■ Problem details ■
Go through the records below and report each line with "update" in it.

■ Items from an interface collection ■
.....

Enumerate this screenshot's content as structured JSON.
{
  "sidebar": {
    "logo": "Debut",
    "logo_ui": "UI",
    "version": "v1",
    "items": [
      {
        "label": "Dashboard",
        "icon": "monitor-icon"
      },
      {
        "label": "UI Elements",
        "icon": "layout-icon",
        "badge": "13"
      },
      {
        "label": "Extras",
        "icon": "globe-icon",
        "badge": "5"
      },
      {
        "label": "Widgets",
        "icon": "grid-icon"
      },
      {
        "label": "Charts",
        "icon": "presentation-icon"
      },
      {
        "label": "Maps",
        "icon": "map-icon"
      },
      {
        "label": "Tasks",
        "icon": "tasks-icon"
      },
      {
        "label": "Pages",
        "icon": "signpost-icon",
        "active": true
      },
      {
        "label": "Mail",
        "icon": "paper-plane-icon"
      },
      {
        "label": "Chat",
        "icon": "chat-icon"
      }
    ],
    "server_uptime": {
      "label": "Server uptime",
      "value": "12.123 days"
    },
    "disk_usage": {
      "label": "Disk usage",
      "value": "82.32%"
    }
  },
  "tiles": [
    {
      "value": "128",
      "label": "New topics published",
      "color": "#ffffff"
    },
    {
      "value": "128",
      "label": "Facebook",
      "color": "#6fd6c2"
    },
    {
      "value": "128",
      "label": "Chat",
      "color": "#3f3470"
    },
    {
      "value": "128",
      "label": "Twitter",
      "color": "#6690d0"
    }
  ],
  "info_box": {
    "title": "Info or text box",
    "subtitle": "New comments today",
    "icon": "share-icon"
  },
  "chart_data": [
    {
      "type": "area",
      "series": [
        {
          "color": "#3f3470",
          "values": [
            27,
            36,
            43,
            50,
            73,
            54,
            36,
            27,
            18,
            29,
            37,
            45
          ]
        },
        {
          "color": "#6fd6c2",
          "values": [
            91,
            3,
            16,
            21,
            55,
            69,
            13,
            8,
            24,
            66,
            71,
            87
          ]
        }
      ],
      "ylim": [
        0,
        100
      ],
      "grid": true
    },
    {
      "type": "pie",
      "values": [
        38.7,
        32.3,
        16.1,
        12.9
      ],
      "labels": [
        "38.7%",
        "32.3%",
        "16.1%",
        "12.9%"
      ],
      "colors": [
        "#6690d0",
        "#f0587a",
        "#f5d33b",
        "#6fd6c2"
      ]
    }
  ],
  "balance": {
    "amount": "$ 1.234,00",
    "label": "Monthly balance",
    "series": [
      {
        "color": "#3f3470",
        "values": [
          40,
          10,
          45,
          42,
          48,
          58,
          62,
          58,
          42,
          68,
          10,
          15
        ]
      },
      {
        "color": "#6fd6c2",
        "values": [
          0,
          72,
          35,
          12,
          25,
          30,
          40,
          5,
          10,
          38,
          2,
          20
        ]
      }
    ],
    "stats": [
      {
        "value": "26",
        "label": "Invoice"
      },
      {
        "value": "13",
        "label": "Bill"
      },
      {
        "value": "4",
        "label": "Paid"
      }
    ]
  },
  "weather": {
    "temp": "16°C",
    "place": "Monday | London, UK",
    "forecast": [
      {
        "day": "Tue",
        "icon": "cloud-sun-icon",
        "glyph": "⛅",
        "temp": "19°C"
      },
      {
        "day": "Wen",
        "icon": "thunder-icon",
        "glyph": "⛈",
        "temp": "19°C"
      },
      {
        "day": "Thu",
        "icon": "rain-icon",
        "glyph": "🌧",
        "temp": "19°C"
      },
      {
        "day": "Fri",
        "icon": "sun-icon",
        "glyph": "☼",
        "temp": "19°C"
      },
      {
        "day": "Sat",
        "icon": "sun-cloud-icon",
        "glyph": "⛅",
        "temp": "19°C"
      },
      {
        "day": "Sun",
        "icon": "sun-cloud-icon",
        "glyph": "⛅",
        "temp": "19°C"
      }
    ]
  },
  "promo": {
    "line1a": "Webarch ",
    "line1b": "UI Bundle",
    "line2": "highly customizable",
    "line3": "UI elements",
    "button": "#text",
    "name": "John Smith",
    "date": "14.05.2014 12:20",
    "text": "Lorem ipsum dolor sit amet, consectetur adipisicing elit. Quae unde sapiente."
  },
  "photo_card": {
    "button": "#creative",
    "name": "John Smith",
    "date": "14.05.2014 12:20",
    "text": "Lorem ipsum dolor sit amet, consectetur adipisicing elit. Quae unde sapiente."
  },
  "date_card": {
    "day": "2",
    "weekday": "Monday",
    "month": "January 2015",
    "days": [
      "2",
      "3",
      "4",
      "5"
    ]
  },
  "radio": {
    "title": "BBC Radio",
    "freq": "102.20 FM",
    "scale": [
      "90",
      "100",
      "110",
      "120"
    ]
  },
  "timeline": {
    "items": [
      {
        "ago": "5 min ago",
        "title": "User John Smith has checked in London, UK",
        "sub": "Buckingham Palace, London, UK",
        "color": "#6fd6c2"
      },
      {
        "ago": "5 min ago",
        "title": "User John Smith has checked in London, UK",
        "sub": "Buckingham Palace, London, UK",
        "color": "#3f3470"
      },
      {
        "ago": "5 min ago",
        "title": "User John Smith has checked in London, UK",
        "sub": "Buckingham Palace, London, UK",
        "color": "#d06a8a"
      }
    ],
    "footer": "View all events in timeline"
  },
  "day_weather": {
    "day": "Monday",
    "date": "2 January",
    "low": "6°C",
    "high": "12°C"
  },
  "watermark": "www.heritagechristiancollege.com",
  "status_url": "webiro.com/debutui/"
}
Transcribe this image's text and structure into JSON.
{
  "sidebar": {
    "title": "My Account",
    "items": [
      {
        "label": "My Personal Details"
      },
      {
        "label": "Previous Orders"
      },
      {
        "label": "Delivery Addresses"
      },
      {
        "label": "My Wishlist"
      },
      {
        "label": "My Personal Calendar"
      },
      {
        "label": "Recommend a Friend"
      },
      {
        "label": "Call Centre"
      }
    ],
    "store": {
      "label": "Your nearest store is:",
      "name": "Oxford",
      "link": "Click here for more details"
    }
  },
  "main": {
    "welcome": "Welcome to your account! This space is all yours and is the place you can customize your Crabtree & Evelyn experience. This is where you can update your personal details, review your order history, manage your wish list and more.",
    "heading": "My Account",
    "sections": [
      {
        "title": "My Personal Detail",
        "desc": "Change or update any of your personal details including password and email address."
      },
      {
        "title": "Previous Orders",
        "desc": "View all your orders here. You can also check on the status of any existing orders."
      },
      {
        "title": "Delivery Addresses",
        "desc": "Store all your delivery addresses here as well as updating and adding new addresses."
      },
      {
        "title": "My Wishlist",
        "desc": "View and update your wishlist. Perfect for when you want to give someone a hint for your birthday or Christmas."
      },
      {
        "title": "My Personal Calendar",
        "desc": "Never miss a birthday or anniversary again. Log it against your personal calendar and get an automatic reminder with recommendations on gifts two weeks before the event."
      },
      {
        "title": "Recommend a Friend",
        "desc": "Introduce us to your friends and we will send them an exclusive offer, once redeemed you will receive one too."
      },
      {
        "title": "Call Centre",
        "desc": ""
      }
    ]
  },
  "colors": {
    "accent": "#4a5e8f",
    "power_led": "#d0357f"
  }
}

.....

■ Answer space ■
    "welcome": "Welcome to your account! This space is all yours and is the place you can customize your Crabtree & Evelyn experience. This is where you can update your personal details, review your order history, manage your wish list and more.",
        "desc": "Change or update any of your personal details including password and email address."
        "desc": "View and update your wishlist. Perfect for when you want to give someone a hint for your birthday or Christmas."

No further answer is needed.